Attached is a sampling of Kaitlin’s growth portfolio that shows her progress in backward number sense and numeral identification. The first table in this document is Kaitlin’s initial assessment of these skills and is followed by intervention assignments as well as follow-up assessments of both her backward number sense and numeral identification skills.  These artifacts illustrate her exceptional growth in these mathematical concepts.  Student Growth Portfolio

Mathematics in the Classroom

In this paper I analyze the Everyday Mathematics curriculum as well as the Strength in Number program so that I may be a more effective and purposeful instructor while developing each unique students’ mathematical processing and reasoning skills.  Mathematics in the Classroom

Launching Reading Workshop

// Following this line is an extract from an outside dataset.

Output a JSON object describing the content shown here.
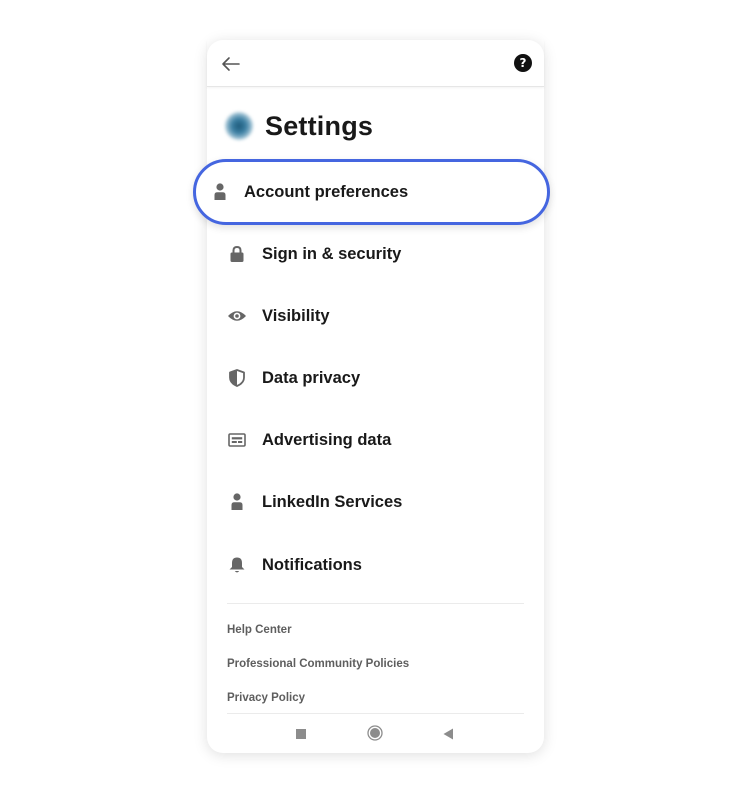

I created this document, Launching Reading Workshop: The First Twenty Days of School, with my  first grade team  in June 2008. This document demonstrates my instructional planning competency by aligning specific objectives with Washington State Standards in reading and communication as well as providing lists of suggested read alouds and shared reading materials. We also placed each lesson into separate strands where each lesson would best be taught during a ‘balanced literacy’ program (i.e. Reading Workshop). Once our data was compiled I created the final product template. This artifact directly impacts student learning as it ensures that Washington State Standards are being addressed and has focused objectives and literature to support deep understandings of those particular standards and objectives. My school is transforming our literacy program from Success For All (SFA) to a Balanced Literacy approach. Creating this document aided our first grade team in better understanding the Balanced Literacy approach and ensuring that we have the tools necessary to teach our students effectively in the fall. This artifact demonstrates competency regarding standard 1, 3, and 6.    Launching Reading Workshop